Computer skills – you will be accessing spreadsheets, faxing, e-faxing, uploading and/or downloading, emailing and submitting productivity reports as well as time sheets. No one wants their time sheet lost in cyberspace.
Medical records review skills – you need to be familiar with the HEDIS measures you are searching for. Time is valuable. Knowing exactly what you are seeking will save time. Carry cheat sheets with you. No one can remember all of the guidelines for all 88 HEDIS measures. Your employer will provide training and resources for you prior to starting your onsite visits.

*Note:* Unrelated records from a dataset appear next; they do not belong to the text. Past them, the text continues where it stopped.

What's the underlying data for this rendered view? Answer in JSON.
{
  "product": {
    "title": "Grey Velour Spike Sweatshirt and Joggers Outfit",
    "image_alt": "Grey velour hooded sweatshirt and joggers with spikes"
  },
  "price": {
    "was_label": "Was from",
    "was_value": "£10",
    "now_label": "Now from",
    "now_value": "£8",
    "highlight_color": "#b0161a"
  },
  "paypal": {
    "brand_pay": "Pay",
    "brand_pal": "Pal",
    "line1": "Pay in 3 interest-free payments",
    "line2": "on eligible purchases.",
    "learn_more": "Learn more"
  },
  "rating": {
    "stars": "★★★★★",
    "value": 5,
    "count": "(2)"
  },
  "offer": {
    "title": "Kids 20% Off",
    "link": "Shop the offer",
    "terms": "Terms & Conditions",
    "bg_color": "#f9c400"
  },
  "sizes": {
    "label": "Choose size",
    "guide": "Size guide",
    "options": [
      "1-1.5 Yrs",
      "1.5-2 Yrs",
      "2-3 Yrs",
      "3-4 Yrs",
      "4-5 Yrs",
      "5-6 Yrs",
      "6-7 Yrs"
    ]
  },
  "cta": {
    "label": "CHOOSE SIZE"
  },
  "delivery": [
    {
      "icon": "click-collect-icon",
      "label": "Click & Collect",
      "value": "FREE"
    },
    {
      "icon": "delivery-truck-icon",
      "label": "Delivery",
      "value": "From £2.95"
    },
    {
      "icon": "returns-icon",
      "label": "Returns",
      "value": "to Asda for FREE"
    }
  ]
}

Travel – as an onsite reviewer, you need to travel to the provider’s office. You need to admit when you do not have dependable transportation. Be self-sufficient and be on time. It is very frustrating to the provider offices for you to keep rescheduling a visit to their office. Be mindful that they have made arrangements for you to have a work space, computer access, may have pulled paper charts that are stacked on their breakroom table. Offices with paper charts really want them filed back as soon as possible. The day of your visit, show up with everything you could possibly need – pens and highlighter, a couple of reams of paper, a secure means of transporting medical records, extension cord for your scanner or laptop, sweater, your business identification, and business cards if you have them.
Remember to ALWAYS protect medical records using approved HIPAA guidelines. More to come on this.
About The Author
Jane Jackson has more than 25 years experience in healthcare, including hospital-based care, home health, and managed care. She enjoys sharing her knowledge and can she be reached at Jane.Jackson@DailyDoseHQ.com. Also visit her blog, Daily Dose HQ.